• GOAL OF THE EXERCISE
Each line containing the string "text" should be copied out of the entries.

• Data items
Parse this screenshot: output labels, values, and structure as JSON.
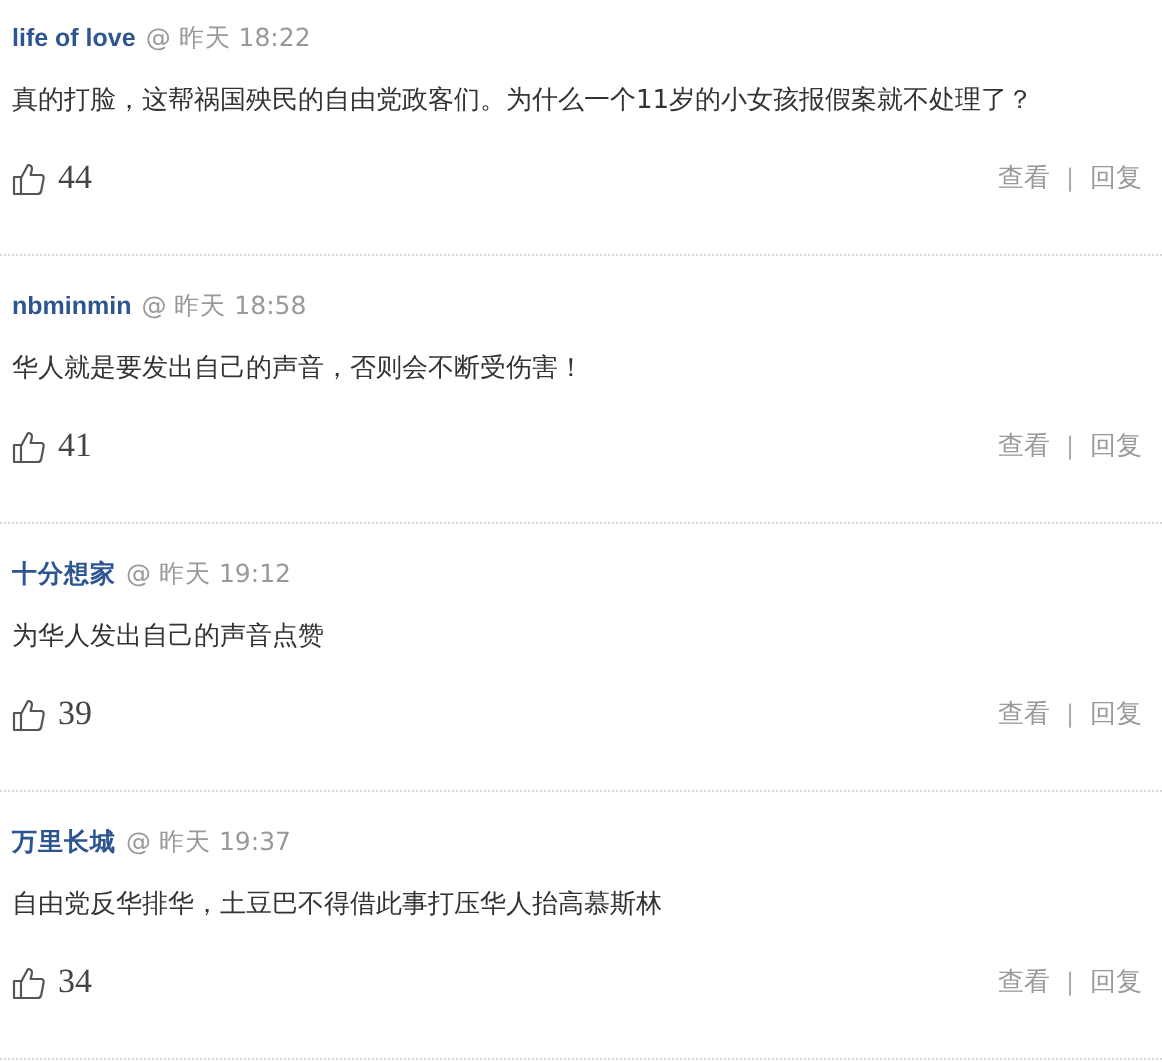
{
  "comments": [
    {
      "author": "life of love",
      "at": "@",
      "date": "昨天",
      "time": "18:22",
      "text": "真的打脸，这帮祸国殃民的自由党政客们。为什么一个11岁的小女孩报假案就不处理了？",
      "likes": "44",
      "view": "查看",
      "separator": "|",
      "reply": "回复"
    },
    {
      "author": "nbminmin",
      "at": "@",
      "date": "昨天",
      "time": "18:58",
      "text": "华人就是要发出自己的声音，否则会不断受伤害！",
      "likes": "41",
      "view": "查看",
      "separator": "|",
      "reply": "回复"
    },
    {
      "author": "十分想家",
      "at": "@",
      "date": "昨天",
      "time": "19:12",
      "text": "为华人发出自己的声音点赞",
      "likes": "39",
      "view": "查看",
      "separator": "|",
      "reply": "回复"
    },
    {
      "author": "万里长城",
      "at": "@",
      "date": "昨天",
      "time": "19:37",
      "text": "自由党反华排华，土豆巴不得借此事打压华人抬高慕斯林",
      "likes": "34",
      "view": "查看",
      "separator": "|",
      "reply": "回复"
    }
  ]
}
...
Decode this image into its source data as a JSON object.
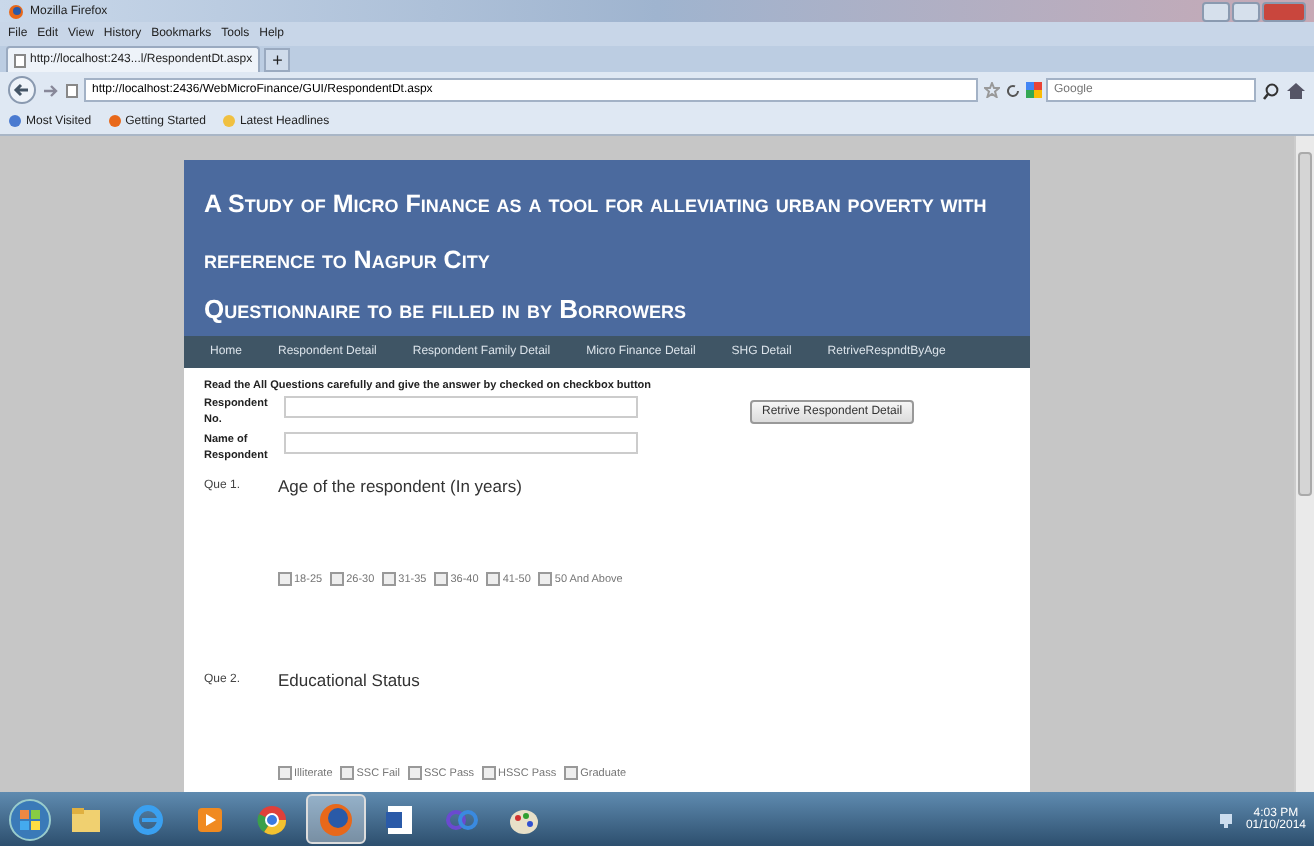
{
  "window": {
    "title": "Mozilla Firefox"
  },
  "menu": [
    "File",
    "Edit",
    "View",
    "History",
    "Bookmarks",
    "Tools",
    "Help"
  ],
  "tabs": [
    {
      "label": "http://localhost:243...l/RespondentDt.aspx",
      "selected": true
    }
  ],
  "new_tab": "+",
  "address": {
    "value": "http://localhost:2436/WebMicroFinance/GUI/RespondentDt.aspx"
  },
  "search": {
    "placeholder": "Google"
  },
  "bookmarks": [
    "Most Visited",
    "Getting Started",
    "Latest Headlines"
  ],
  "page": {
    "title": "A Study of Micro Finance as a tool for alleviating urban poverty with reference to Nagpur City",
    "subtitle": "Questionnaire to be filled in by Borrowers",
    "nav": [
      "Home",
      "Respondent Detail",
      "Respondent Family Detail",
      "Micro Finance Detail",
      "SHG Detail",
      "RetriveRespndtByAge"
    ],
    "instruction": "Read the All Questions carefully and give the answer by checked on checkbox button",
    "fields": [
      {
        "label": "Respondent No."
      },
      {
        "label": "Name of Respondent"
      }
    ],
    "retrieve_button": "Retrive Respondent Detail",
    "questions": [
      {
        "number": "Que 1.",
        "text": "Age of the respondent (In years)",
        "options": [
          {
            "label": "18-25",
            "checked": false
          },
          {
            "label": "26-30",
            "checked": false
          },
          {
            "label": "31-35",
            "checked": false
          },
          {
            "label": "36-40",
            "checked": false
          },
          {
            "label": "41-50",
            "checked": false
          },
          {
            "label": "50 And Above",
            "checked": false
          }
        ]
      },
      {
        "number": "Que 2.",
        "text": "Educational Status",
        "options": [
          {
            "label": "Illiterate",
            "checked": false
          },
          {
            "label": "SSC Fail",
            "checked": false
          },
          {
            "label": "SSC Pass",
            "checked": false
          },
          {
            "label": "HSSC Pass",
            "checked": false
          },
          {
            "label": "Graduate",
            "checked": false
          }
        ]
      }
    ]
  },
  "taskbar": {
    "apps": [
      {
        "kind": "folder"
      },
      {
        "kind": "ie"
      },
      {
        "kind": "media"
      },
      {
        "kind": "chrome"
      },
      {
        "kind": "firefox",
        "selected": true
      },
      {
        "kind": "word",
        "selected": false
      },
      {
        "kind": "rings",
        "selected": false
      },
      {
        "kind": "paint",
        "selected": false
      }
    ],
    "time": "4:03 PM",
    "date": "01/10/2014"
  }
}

• RESULT OF THE TASK
      "text": "真的打脸，这帮祸国殃民的自由党政客们。为什么一个11岁的小女孩报假案就不处理了？",
      "text": "华人就是要发出自己的声音，否则会不断受伤害！",
      "text": "为华人发出自己的声音点赞",
      "text": "自由党反华排华，土豆巴不得借此事打压华人抬高慕斯林",
        "text": "Age of the respondent (In years)",
        "text": "Educational Status",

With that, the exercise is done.